Now let’s try another example. Determine the convergence or the divergence of this series. Let’s say it’s 1 over n cubed plus 5. So when n becomes very large, the 5 is insignificant relative to n cubed. So we can compare this series to this one, 1 over n to the third power. Now which sequence is greater? 1 over n to the third plus 5 or 1 over n cubed? Now n to the third plus 5 is greater than n cubed. Because the denominator of this fraction is larger, the value of the whole fraction must be smaller. So 1 over n cubed plus 5 has to be less than 1 over n cubed. So we can put less than or equal to. So therefore, this is the small series and this one is the big series. So what do we know about this series? What type of series do we have? This is a p series. And so p is equal to 3. Now whenever p is greater than 1, the series converges. So in that case, if the big series converges, then the small series must converge based on a direct comparison test.

Let’s try this example. So we have the series from 1 to infinity, 1 divided by 4 plus the cube root of n. So use the direct comparison test to determine if it’s going to converge or diverge. So when n becomes large, the 4 is insignificant. So we can write this expression. And so this series is going to be bigger than the first one. So this is the b sub n and this is our a sub n. Now we can rewrite this series like this. The cube root of n is n to the 1 third. So basically we have another p series, but this time p is equal to 1 third. So therefore, because p is less than or equal to 1, we have a divergent series. So what can we say about this series? Is it convergent or divergent? So if the big series diverges, will the small series diverge as well? No, it’s inconclusive. So remember what the direct comparison test says. And that is, if the small series diverges, then the big series diverges well. But if the big series diverges, the small series, it doesn’t have to diverge. It can converge. So in this case, the direct comparison test is inconclusive. You may have to use the limit comparison test, which I’ll talk about that in another video.

Now let’s try another problem. Let’s say it’s 2 to the n over 7 to the n plus 8. So use the direct comparison test to determine if this series will converge or diverge. So what should we compare it to? All we need to do is get rid of the 8. And so we’re going to get this expression. Now relative to this fraction, we’ve increased the denominator by 8 on the left. So anytime you increase the denominator of a fraction, the value of the whole fraction goes down. So therefore, the series on the left is less than the series on the right. So this is our a sub n, and this is our b sub n. Now let’s rewrite this expression. So let’s change it to 2 over 7 raised to the n. So now it looks like a geometric series. And the common ratio is 2 over 7. So the absolute value of r is less than 1, which means that the geometric series converges. Now according to the direct comparison test, if the big series converges, then the small series converges as well. And so that’s the answer.

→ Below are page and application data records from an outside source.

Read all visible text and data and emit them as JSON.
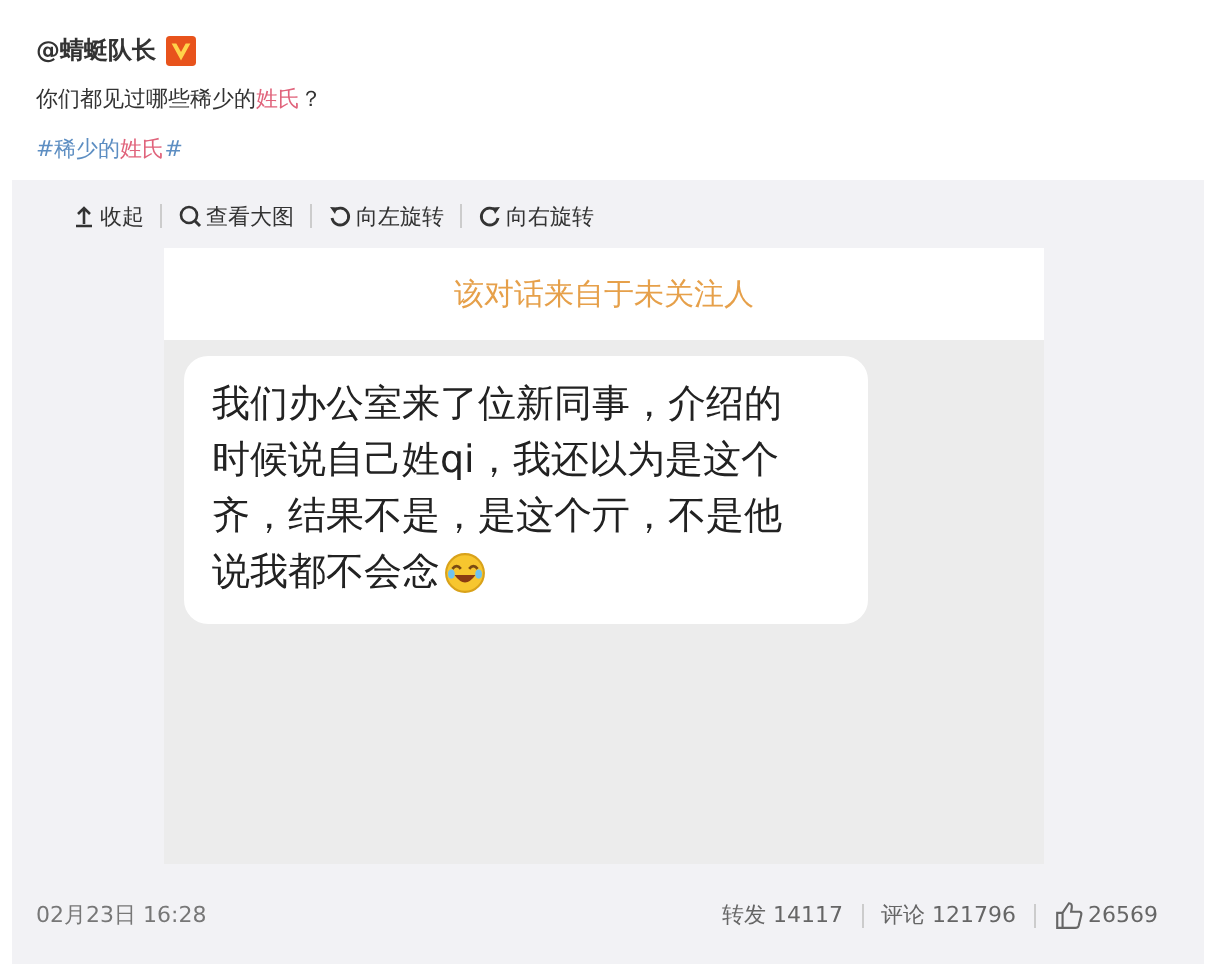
{
  "post": {
    "author": "@蜻蜓队长",
    "verified": true,
    "text_parts": [
      {
        "text": "你们都见过哪些稀少的",
        "highlight": false
      },
      {
        "text": "姓氏",
        "highlight": true
      },
      {
        "text": "？",
        "highlight": false
      }
    ],
    "hashtag_parts": [
      {
        "text": "#稀少的",
        "highlight": false
      },
      {
        "text": "姓氏",
        "highlight": true
      },
      {
        "text": "#",
        "highlight": false
      }
    ]
  },
  "toolbar": [
    {
      "kind": "collapse",
      "label": "收起"
    },
    {
      "kind": "zoom",
      "label": "查看大图"
    },
    {
      "kind": "rotate-left",
      "label": "向左旋转"
    },
    {
      "kind": "rotate-right",
      "label": "向右旋转"
    }
  ],
  "image": {
    "banner": "该对话来自于未关注人",
    "message_lines": [
      "我们办公室来了位新同事，介绍的",
      "时候说自己姓qi，我还以为是这个",
      "齐，结果不是，是这个亓，不是他",
      "说我都不会念"
    ]
  },
  "footer": {
    "date": "02月23日 16:28",
    "repost": "转发 14117",
    "comments": "评论 121796",
    "likes": "26569"
  }
}
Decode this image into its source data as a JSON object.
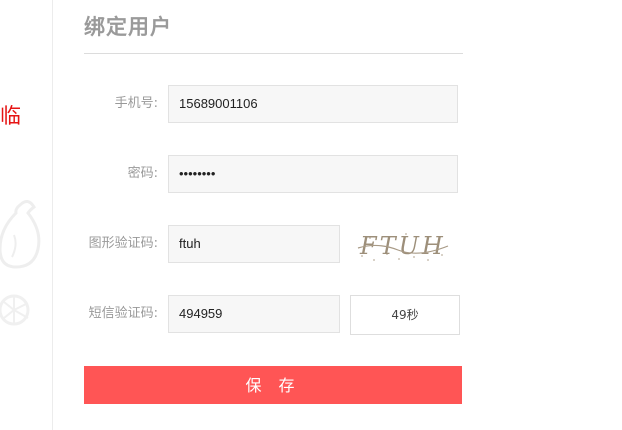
{
  "left_edge": {
    "text": "临"
  },
  "form": {
    "title": "绑定用户",
    "phone": {
      "label": "手机号:",
      "value": "15689001106"
    },
    "password": {
      "label": "密码:",
      "value": "••••••••"
    },
    "captcha": {
      "label": "图形验证码:",
      "value": "ftuh",
      "image_text": "FTUH"
    },
    "sms": {
      "label": "短信验证码:",
      "value": "494959",
      "countdown": "49秒"
    },
    "save_label": "保 存"
  },
  "colors": {
    "accent": "#ff5555",
    "left_text": "#e61414"
  }
}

Here’s another problem that you could try. So it’s going to be natural log of n over n. Will that series converge or diverge? And what should we compare it to? So when n goes to infinity, n increases faster than the natural log of n. So the n on the bottom is significant. What can we compare ln n to? The natural log of n is greater than 1 whenever n is equal to or greater than 3. For instance, ln 2 is 0.693, so that’s not going to work. ln 3 is 1.0986. So when n is 3 or more, this statement becomes true. So this is going to be the big series, and this one is associated with the small series. So this is a harmonic series, or p-series, where p is 1. And if p is equal to 1, then the series is divergent. Now if the small series is divergent, what can we conclude about the big series? That means the big series has to be divergent. And so that’s it for this example.

Let’s try two more examples

This article is a summary of the YouTube video ‘Direct Comparison Test – Calculus 2’ by The Organic Chemistry Tutor